## [Task statement]
Find how many lines in the material below hold the word "畅呼吸智能空气净化器". Reply with that figure alone.

## [Records provided]
• • • • • • •

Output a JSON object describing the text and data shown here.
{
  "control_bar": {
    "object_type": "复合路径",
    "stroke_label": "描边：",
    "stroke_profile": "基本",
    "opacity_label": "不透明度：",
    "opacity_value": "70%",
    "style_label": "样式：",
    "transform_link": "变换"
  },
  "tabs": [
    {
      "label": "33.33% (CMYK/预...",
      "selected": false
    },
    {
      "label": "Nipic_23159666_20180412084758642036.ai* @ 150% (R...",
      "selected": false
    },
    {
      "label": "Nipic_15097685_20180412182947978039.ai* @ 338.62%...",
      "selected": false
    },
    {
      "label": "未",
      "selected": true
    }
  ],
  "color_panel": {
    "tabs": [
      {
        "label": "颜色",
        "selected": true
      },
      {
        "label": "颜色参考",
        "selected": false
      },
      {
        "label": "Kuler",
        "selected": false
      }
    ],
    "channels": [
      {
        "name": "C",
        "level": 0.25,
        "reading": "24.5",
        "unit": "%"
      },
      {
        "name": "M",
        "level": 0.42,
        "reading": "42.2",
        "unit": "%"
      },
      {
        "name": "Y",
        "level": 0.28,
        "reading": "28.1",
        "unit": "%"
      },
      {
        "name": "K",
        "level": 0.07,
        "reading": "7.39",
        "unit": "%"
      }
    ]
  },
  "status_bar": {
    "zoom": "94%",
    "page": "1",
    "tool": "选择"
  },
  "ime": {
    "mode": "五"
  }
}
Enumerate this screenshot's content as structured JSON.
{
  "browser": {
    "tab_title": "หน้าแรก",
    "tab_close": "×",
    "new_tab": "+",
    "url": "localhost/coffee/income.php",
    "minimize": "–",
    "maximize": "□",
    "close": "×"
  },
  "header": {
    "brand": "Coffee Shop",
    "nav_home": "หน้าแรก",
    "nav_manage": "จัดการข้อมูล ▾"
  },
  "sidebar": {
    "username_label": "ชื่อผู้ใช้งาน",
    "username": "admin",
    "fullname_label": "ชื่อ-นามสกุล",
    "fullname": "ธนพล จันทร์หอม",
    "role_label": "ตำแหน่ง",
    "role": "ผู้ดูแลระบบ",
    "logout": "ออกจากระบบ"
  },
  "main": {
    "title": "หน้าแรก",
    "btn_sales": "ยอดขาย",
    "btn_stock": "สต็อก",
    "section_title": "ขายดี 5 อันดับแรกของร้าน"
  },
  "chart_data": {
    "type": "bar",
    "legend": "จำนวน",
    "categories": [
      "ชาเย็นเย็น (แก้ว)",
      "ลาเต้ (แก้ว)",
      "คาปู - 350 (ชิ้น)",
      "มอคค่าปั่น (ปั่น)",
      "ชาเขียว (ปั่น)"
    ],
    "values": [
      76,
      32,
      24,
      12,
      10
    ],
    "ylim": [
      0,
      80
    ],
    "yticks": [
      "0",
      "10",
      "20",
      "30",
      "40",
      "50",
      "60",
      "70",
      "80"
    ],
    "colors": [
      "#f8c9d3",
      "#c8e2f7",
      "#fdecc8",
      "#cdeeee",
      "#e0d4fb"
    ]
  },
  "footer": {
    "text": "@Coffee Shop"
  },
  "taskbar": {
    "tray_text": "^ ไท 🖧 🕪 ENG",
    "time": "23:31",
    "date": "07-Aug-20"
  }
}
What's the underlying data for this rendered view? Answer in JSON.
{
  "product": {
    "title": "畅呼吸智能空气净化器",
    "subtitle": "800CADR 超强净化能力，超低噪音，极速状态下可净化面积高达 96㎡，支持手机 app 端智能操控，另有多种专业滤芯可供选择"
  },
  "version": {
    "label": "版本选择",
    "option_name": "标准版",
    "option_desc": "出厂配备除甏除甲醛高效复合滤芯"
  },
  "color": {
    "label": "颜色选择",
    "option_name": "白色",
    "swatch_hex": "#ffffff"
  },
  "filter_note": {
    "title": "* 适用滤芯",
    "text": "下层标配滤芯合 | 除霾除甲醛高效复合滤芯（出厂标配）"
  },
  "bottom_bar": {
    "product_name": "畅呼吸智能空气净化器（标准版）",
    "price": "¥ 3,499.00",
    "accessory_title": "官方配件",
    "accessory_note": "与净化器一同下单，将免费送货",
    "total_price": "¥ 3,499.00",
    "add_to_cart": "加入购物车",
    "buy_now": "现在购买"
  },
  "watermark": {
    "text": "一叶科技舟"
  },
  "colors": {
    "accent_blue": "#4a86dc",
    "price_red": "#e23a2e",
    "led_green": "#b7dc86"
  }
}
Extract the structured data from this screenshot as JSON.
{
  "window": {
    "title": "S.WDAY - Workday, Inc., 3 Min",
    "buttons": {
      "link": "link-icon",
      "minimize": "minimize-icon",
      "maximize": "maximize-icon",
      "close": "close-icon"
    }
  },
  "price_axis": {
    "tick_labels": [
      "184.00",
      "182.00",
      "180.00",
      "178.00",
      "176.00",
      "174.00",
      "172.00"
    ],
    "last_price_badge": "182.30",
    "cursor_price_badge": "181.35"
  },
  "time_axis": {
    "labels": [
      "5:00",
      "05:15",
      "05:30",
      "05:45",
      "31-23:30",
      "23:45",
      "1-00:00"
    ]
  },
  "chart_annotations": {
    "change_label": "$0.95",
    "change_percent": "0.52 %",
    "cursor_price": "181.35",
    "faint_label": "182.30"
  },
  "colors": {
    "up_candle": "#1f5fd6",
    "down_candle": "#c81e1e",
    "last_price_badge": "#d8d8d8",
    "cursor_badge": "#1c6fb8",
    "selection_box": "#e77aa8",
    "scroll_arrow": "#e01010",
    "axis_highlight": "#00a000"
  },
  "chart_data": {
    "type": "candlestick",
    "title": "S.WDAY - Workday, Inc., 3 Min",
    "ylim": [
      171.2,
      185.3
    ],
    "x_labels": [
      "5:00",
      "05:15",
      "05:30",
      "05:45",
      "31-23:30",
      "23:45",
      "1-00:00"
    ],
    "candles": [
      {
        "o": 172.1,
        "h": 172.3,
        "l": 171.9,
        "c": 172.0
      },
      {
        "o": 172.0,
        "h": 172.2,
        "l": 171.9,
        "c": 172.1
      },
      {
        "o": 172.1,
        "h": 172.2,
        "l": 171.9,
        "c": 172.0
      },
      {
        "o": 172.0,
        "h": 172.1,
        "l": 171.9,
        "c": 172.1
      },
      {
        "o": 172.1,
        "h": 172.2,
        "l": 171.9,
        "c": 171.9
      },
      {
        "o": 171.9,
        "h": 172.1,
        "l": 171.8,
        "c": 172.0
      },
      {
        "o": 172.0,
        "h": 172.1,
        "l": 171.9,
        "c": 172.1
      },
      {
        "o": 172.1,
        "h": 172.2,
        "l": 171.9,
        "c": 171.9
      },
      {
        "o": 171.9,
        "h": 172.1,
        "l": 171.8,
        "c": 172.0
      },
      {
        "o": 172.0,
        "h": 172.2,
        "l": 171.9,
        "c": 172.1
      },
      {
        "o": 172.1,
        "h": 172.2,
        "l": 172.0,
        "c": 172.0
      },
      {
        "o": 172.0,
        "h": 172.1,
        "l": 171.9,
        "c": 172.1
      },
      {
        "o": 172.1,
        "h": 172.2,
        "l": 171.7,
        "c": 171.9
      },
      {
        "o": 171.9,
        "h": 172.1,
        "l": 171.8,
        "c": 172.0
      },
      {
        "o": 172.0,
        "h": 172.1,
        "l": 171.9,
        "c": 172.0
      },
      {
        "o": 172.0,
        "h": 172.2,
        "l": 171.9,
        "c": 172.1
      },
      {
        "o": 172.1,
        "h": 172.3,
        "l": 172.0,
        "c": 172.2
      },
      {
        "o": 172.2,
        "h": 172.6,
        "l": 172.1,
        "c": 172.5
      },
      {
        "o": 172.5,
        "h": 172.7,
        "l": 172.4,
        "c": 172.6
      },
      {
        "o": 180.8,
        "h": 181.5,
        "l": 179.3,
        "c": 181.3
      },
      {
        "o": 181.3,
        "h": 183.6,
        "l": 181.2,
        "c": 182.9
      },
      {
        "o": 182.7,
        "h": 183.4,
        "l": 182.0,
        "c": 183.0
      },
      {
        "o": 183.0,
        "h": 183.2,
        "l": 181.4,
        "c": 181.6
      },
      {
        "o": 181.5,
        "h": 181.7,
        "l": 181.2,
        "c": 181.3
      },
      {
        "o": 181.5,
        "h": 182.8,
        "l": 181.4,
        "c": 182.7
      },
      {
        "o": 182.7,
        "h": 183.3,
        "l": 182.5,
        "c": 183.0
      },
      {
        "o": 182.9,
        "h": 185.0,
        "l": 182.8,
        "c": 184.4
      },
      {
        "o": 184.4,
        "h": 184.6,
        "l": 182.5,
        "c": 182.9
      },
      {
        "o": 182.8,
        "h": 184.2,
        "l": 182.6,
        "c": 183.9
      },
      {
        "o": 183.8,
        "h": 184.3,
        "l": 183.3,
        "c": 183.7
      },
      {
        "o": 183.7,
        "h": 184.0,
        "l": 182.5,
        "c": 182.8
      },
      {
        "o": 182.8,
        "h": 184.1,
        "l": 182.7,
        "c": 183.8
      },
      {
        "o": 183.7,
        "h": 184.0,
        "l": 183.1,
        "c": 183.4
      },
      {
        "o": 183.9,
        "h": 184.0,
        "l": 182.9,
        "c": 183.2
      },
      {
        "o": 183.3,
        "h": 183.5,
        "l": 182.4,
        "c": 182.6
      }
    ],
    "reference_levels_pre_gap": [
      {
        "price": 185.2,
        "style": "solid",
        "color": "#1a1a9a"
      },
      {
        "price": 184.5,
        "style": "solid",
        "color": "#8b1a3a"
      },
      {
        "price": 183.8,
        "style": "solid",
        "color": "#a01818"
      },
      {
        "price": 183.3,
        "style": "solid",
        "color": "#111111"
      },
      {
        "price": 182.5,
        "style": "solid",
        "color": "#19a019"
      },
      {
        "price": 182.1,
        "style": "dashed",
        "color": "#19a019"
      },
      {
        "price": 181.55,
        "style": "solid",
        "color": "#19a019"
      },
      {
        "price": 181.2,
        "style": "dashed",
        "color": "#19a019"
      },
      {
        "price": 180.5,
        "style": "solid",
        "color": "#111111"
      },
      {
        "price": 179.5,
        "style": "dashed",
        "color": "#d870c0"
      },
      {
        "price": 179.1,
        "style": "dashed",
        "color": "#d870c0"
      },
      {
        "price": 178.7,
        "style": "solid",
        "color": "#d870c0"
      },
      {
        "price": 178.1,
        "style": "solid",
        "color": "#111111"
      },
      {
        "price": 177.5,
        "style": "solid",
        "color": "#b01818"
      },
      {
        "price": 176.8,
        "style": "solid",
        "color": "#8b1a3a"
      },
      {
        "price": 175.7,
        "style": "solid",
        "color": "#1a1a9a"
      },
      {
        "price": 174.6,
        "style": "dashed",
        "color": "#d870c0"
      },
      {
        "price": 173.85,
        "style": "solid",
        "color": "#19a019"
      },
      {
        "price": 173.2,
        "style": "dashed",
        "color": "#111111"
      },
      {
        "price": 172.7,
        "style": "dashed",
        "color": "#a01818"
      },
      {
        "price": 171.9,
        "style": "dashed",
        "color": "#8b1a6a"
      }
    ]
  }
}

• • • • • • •

## [Task output]
2